> [Task to carry out]:
Give every line from the entries that contains "this".

> [Data excerpts]:

□ □ □ □ □ □ □

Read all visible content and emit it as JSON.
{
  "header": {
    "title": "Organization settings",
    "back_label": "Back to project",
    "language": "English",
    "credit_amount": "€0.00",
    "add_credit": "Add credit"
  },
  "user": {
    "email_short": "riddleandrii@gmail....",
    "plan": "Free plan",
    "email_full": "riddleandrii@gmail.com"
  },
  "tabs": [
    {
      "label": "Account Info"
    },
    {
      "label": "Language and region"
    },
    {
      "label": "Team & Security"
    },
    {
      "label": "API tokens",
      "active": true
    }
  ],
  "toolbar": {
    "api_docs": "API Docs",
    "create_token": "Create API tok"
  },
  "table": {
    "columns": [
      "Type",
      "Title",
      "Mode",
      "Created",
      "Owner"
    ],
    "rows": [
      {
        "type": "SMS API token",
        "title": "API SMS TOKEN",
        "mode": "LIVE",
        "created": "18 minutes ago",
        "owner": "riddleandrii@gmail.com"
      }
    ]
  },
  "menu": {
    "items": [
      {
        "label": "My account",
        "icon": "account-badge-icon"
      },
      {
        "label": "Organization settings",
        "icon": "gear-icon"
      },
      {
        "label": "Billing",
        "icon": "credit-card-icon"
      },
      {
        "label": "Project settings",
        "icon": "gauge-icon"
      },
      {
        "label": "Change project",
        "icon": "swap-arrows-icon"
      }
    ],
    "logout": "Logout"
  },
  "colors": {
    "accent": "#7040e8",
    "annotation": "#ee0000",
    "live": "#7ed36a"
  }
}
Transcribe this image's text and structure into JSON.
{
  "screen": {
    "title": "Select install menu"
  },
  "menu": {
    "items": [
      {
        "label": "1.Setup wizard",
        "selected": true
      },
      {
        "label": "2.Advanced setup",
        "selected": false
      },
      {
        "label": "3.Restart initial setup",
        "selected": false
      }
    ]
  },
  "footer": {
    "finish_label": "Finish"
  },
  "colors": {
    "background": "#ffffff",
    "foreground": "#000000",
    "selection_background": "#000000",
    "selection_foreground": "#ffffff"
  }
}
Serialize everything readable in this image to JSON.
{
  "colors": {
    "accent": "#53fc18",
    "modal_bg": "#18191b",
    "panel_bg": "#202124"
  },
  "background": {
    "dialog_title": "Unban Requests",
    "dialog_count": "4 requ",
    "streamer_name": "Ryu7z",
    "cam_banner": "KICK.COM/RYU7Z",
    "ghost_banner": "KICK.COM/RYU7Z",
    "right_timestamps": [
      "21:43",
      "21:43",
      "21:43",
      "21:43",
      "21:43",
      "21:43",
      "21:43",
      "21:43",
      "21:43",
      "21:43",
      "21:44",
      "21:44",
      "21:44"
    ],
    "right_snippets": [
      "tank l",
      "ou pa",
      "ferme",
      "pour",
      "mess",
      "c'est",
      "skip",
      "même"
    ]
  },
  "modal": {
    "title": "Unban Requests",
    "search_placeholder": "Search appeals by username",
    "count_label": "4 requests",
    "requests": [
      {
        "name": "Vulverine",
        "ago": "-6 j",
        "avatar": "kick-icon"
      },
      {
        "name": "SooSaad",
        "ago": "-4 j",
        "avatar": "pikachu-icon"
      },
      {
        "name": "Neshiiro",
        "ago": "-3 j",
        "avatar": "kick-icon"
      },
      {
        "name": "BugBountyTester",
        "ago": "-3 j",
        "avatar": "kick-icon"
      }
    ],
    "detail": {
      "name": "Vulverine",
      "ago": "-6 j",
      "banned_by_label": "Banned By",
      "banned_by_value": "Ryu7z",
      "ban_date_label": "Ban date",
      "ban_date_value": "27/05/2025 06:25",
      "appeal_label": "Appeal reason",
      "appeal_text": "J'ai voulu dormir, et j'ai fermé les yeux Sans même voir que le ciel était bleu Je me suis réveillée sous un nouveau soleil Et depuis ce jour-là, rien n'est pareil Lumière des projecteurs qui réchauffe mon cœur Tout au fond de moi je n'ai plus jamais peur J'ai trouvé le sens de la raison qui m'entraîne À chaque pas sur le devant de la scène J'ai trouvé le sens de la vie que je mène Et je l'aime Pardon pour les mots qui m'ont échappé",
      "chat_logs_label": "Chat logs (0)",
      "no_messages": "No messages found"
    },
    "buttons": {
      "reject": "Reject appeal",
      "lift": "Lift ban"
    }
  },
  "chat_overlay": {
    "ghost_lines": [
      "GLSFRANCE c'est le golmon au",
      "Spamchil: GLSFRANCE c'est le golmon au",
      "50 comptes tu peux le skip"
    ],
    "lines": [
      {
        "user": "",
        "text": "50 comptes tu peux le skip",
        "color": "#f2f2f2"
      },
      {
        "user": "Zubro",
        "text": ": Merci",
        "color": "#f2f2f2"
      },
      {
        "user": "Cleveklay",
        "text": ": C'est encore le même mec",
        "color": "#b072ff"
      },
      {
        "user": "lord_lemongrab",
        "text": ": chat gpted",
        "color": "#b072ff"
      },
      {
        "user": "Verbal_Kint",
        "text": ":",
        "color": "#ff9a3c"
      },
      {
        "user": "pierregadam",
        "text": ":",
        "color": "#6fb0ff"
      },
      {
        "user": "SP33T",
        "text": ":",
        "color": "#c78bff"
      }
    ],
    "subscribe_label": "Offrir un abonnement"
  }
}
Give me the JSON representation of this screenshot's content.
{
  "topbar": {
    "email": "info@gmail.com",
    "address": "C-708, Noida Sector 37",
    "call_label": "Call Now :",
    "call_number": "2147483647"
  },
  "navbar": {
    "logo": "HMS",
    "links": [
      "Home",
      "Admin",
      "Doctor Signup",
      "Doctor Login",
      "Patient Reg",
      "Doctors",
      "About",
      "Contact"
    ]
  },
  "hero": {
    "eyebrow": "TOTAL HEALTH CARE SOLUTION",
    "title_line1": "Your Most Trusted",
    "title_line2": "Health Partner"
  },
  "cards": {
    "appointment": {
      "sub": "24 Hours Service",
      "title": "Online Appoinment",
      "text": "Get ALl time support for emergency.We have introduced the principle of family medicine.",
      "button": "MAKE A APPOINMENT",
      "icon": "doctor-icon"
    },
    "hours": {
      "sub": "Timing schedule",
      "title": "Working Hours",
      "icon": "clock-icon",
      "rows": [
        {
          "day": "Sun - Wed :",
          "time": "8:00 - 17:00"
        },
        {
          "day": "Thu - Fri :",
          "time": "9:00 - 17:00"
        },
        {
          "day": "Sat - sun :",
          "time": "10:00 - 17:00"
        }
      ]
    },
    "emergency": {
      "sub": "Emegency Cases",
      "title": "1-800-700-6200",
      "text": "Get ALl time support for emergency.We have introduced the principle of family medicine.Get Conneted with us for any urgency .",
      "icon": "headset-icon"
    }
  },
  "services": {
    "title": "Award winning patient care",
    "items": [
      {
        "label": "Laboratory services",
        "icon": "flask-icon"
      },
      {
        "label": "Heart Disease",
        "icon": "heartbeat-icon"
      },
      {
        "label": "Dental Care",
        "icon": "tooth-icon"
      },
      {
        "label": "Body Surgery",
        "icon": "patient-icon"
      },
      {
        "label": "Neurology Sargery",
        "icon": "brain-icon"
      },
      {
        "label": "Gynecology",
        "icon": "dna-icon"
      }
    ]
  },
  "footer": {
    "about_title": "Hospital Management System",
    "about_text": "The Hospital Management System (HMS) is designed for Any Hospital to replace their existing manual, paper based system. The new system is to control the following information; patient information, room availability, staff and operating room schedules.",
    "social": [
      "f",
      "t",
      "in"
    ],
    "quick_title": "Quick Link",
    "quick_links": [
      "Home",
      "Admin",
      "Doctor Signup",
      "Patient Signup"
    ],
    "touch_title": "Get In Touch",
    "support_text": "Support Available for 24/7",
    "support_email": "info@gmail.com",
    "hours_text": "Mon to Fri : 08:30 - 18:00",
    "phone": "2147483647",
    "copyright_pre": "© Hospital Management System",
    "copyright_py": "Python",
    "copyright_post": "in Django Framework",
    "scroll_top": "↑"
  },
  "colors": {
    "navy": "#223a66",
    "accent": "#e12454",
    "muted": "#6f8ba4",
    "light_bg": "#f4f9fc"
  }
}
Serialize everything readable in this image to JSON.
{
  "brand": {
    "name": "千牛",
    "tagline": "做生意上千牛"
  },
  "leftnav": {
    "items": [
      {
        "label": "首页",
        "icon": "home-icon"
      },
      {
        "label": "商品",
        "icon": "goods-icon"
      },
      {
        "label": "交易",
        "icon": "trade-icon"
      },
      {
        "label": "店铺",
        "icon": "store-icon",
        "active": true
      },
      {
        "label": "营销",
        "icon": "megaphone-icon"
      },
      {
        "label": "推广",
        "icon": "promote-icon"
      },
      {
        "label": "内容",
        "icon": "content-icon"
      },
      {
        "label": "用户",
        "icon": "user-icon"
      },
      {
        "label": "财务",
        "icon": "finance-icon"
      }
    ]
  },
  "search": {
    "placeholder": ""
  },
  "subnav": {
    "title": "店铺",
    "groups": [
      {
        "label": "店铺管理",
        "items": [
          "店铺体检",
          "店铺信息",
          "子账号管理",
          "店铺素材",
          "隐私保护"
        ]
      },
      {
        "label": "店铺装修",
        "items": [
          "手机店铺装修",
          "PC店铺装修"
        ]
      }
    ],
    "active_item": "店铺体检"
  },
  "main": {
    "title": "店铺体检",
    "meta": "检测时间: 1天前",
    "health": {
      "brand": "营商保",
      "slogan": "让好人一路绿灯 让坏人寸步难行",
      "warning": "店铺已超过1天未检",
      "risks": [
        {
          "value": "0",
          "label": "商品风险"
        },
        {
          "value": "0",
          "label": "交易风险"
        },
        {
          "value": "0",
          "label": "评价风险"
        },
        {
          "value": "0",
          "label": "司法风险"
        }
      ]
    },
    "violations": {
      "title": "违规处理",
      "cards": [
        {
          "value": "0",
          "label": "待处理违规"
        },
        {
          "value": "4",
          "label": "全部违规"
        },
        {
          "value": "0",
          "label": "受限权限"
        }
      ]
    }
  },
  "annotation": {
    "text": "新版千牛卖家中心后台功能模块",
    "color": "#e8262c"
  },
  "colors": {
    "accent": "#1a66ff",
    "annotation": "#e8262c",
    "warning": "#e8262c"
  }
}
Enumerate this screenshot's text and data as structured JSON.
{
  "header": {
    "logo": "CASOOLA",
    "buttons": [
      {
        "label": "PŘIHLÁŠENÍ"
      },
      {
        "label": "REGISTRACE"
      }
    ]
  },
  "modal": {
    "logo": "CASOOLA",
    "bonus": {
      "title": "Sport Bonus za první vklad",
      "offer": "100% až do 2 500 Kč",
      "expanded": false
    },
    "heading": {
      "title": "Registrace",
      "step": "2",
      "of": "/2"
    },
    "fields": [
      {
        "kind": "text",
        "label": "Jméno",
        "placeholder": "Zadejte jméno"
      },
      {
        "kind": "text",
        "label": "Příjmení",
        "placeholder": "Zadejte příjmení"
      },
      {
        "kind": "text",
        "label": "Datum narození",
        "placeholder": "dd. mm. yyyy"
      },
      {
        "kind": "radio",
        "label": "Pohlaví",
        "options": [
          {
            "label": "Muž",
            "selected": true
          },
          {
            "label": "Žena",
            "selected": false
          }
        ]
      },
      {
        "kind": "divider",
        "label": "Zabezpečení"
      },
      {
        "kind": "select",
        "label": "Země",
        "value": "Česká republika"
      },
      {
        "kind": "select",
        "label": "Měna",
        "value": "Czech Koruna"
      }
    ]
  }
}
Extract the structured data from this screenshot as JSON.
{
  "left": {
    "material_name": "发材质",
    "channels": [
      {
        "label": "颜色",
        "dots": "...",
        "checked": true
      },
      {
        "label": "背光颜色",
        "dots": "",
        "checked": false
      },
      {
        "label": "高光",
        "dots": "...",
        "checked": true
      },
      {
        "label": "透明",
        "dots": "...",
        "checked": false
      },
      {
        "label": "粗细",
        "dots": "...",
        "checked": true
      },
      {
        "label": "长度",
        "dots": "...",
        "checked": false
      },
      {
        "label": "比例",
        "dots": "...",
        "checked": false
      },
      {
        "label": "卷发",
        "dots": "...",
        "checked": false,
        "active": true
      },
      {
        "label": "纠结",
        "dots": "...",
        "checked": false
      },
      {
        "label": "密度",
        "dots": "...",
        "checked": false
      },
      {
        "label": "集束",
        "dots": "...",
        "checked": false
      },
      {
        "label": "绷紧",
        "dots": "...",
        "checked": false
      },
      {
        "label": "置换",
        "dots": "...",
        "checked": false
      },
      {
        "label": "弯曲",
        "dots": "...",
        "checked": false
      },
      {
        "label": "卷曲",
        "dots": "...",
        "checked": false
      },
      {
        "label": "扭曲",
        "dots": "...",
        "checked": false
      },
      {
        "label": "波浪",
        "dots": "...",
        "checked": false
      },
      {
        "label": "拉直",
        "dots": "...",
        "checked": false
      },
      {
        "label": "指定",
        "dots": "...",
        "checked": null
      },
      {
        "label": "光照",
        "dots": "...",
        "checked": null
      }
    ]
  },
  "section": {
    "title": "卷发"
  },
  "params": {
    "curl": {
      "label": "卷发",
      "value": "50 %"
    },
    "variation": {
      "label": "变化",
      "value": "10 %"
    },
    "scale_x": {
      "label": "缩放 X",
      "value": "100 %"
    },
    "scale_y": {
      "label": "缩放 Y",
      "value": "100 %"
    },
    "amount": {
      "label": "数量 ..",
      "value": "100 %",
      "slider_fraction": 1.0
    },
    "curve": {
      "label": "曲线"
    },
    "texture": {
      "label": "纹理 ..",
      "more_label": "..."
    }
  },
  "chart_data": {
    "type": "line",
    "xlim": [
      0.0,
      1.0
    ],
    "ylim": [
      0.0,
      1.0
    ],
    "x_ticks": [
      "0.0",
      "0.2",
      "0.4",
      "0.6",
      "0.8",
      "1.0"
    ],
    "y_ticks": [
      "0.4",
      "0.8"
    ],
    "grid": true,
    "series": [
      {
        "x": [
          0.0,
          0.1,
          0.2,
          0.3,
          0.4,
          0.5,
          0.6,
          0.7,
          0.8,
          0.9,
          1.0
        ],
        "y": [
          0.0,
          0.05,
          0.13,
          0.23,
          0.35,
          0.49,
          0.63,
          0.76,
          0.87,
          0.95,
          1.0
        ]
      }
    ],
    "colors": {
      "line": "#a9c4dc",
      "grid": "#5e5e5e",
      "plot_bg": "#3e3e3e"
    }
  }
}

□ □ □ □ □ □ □

> [Problem solution]:
Transcribe this image's text and structure into JSON.
Serialize everything readable in this image to JSON.
Give me the JSON representation of this screenshot's content.
Serialize everything readable in this image to JSON.
Enumerate this screenshot's text and data as structured JSON.
Extract the structured data from this screenshot as JSON.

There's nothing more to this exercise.